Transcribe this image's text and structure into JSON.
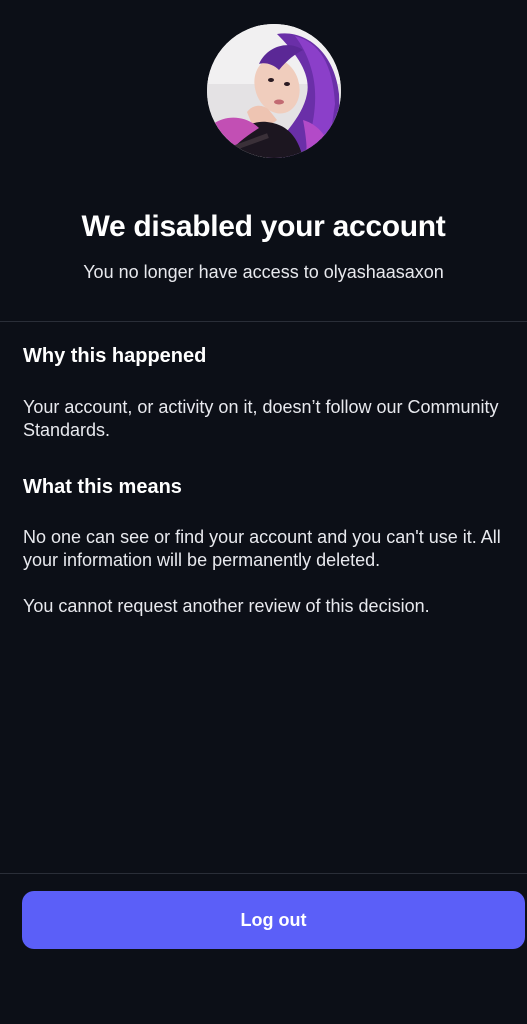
{
  "header": {
    "title": "We disabled your account",
    "subtitle": "You no longer have access to olyashaasaxon"
  },
  "why": {
    "title": "Why this happened",
    "body": "Your account, or activity on it, doesn’t follow our Community Standards."
  },
  "means": {
    "title": "What this means",
    "body": "No one can see or find your account and you can't use it. All your information will be permanently deleted.",
    "note": "You cannot request another review of this decision."
  },
  "actions": {
    "logout_label": "Log out"
  },
  "colors": {
    "background": "#0c0f17",
    "accent": "#5b5ff8",
    "divider": "#2a2e38"
  }
}
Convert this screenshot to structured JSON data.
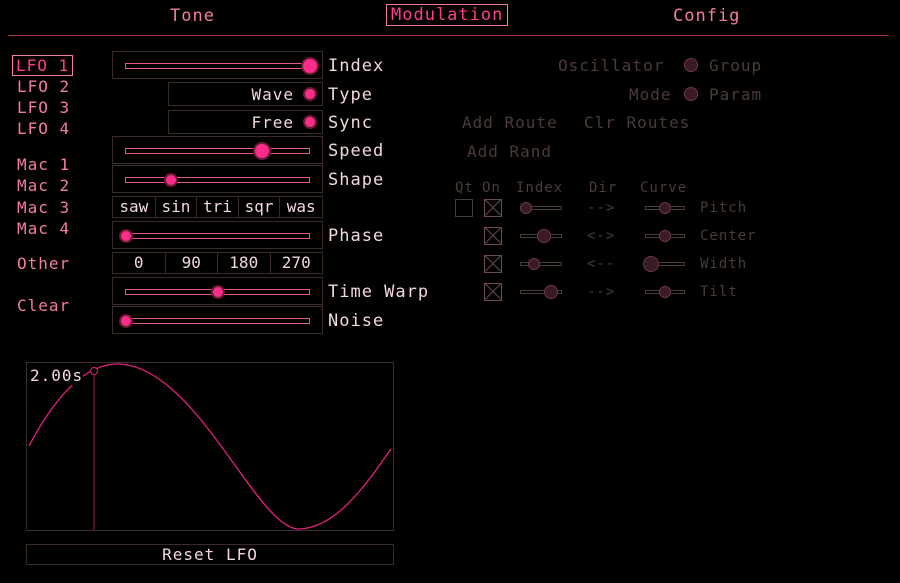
{
  "tabs": [
    "Tone",
    "Modulation",
    "Config"
  ],
  "lfo_nav": [
    "LFO 1",
    "LFO 2",
    "LFO 3",
    "LFO 4"
  ],
  "mac_nav": [
    "Mac 1",
    "Mac 2",
    "Mac 3",
    "Mac 4"
  ],
  "other_label": "Other",
  "clear_label": "Clear",
  "params": {
    "index": "Index",
    "type": "Type",
    "type_value": "Wave",
    "sync": "Sync",
    "sync_value": "Free",
    "speed": "Speed",
    "shape": "Shape",
    "phase": "Phase",
    "time_warp": "Time Warp",
    "noise": "Noise"
  },
  "levels": {
    "index": 1.0,
    "speed": 0.74,
    "shape": 0.25,
    "phase": 0.0,
    "time_warp": 0.5,
    "noise": 0.0
  },
  "wave_buttons": [
    "saw",
    "sin",
    "tri",
    "sqr",
    "was"
  ],
  "phase_buttons": [
    "0",
    "90",
    "180",
    "270"
  ],
  "routing": {
    "oscillator": "Oscillator",
    "group": "Group",
    "mode": "Mode",
    "param": "Param",
    "add_route": "Add Route",
    "clr_routes": "Clr Routes",
    "add_rand": "Add Rand",
    "headers": [
      "Qt",
      "On",
      "Index",
      "Dir",
      "Curve"
    ],
    "rows": [
      {
        "dir": "-->",
        "target": "Pitch"
      },
      {
        "dir": "<->",
        "target": "Center"
      },
      {
        "dir": "<--",
        "target": "Width"
      },
      {
        "dir": "-->",
        "target": "Tilt"
      }
    ]
  },
  "preview": {
    "time_label": "2.00s",
    "reset_label": "Reset LFO"
  },
  "colors": {
    "accent": "#ff2c8a",
    "text": "#f27ca0",
    "wave": "#e0207a",
    "dim": "#4a3a40"
  }
}
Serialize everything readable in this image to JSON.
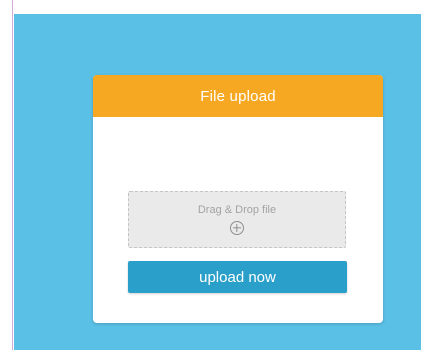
{
  "colors": {
    "stage_background": "#5bc0e6",
    "header_background": "#f7a823",
    "button_background": "#2a9fca",
    "dropzone_background": "#eaeaea"
  },
  "card": {
    "title": "File upload",
    "dropzone": {
      "label": "Drag & Drop file",
      "icon": "plus-circle-icon"
    },
    "upload_button": "upload now"
  }
}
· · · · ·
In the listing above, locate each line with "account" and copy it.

    "title": "We disabled your account",
    "body": "Your account, or activity on it, doesn’t follow our Community Standards."
    "body": "No one can see or find your account and you can't use it. All your information will be permanently deleted.",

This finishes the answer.